Coming up with a sustainable formula for an ecosystem in a country so vast and varied, that is where the challenge lies. The deepest, most hidden corners of India are where the talent lies. How does one reach those? The Government’s flagship scheme, the Khelo India scholarship, despite good intentions may lack in this aspect because it seeks to target elite athletes which fall under the U17 age group.
Promote and Fund:
Just investing in the sport is never the way out. To reach the maximum one can of the target audience, funding is necessary beyond the sport and its infrastructure. It needs to be sold to the general masses which would then aid in further creating awareness.
In relation to this, rewarding star power would go a long way in encouraging more of the masses. This is something the Haryana government has achieved to a great extent which is why the state produces elite athletes regularly across a myriad of sports.
Unified Action Development Program
Provide Sports Promoters the opportunity to positively impact the development of the sport by integrating efforts across the vertical.

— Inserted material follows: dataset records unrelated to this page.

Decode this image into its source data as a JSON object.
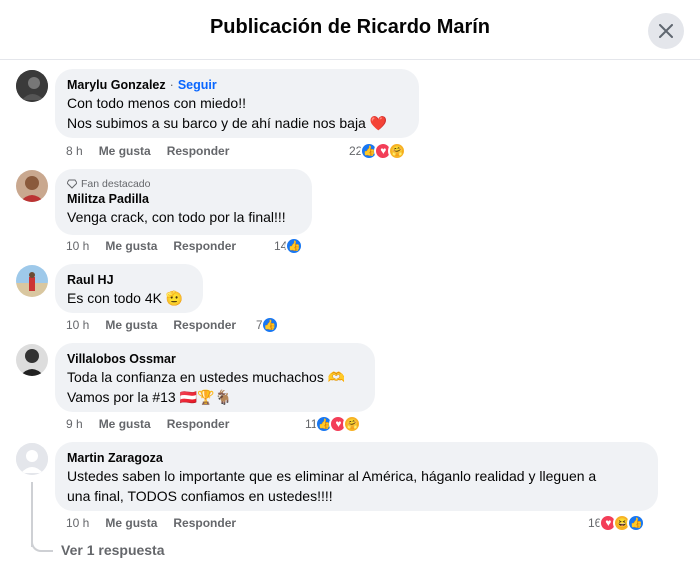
{
  "header": {
    "title": "Publicación de Ricardo Marín"
  },
  "comments": [
    {
      "author": "Marylu Gonzalez",
      "follow": "Seguir",
      "lines": [
        "Con todo menos con miedo!!",
        "Nos subimos a su barco y de ahí nadie nos baja ❤️"
      ],
      "time": "8 h",
      "like": "Me gusta",
      "reply": "Responder",
      "reactions": {
        "count": "22",
        "types": [
          "like",
          "love",
          "care"
        ]
      }
    },
    {
      "badge": "Fan destacado",
      "author": "Militza Padilla",
      "lines": [
        "Venga crack, con todo por la final!!!"
      ],
      "time": "10 h",
      "like": "Me gusta",
      "reply": "Responder",
      "reactions": {
        "count": "14",
        "types": [
          "like"
        ]
      }
    },
    {
      "author": "Raul HJ",
      "lines": [
        "Es con todo 4K 🫡"
      ],
      "time": "10 h",
      "like": "Me gusta",
      "reply": "Responder",
      "reactions": {
        "count": "7",
        "types": [
          "like"
        ]
      }
    },
    {
      "author": "Villalobos Ossmar",
      "lines": [
        "Toda la confianza en ustedes muchachos 🫶",
        "Vamos por la #13 🇦🇹🏆🐐"
      ],
      "time": "9 h",
      "like": "Me gusta",
      "reply": "Responder",
      "reactions": {
        "count": "11",
        "types": [
          "like",
          "love",
          "care"
        ]
      }
    },
    {
      "author": "Martin Zaragoza",
      "lines": [
        "Ustedes saben lo importante que es eliminar al América, háganlo realidad y lleguen a",
        "una final, TODOS confiamos en ustedes!!!!"
      ],
      "time": "10 h",
      "like": "Me gusta",
      "reply": "Responder",
      "reactions": {
        "count": "16",
        "types": [
          "love",
          "haha",
          "like"
        ]
      },
      "see_replies": "Ver 1 respuesta"
    }
  ],
  "colors": {
    "accent": "#0866ff",
    "bubble": "#f0f2f5",
    "muted": "#65676b",
    "like": "#1877f2",
    "love": "#f33e58",
    "care": "#f7b125"
  },
  "icons": {
    "close": "close-icon",
    "badge": "diamond-icon"
  }
}
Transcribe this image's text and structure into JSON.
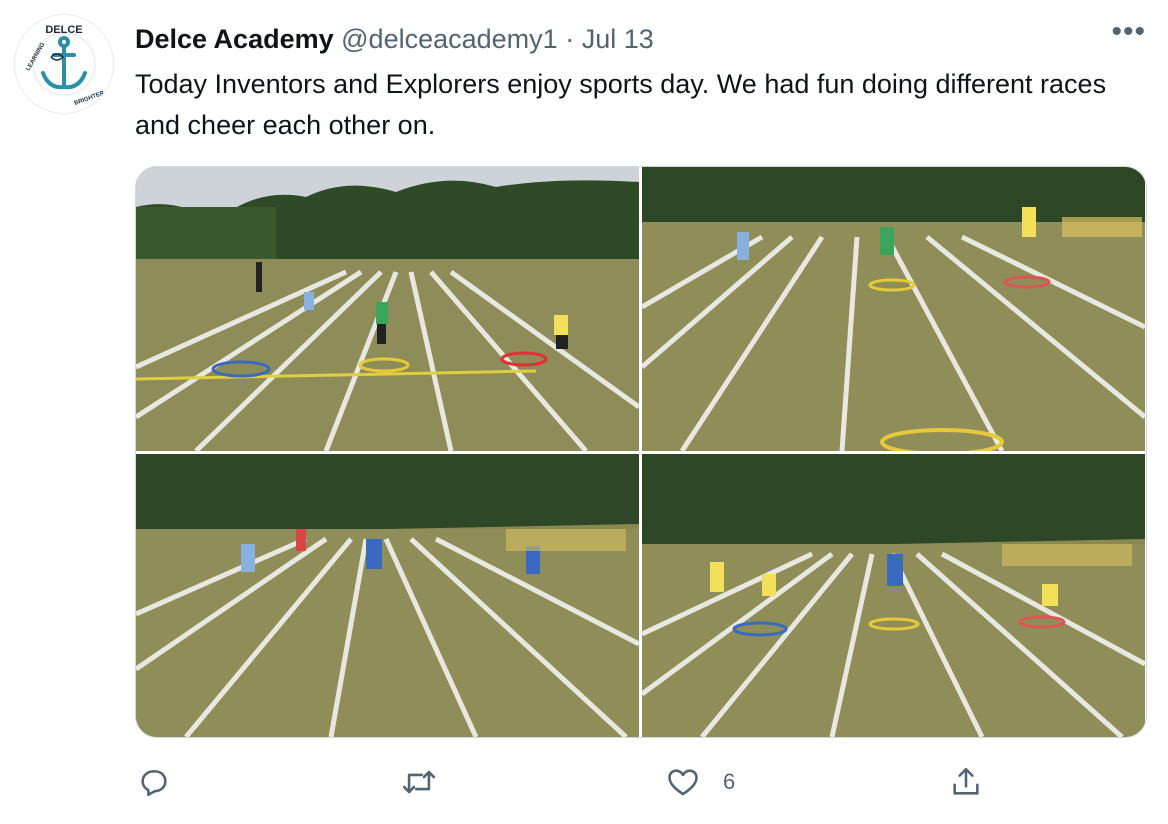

The culture of making heroes out of sportspersons in the country is an extremely toxic one which often leads the sport into stagnation. Pooling in all your resources to support a single athlete is never the way out. The scopes need to be broadened to see that a sport, any particular sport is taken care of at every possible level.
This is why India needs to look at the bigger picture when it comes to developing sports in the country. An athlete centric approach is an extremely negligent one. Rather, if time, effort and monetary resources were put into the aspects described above, we would not only ensure a healthy, flourishing ecosystem but surely keep producing champions for the generations to come.
(This article was first published on the author’s LinkedIn profile on March 26, 2018.)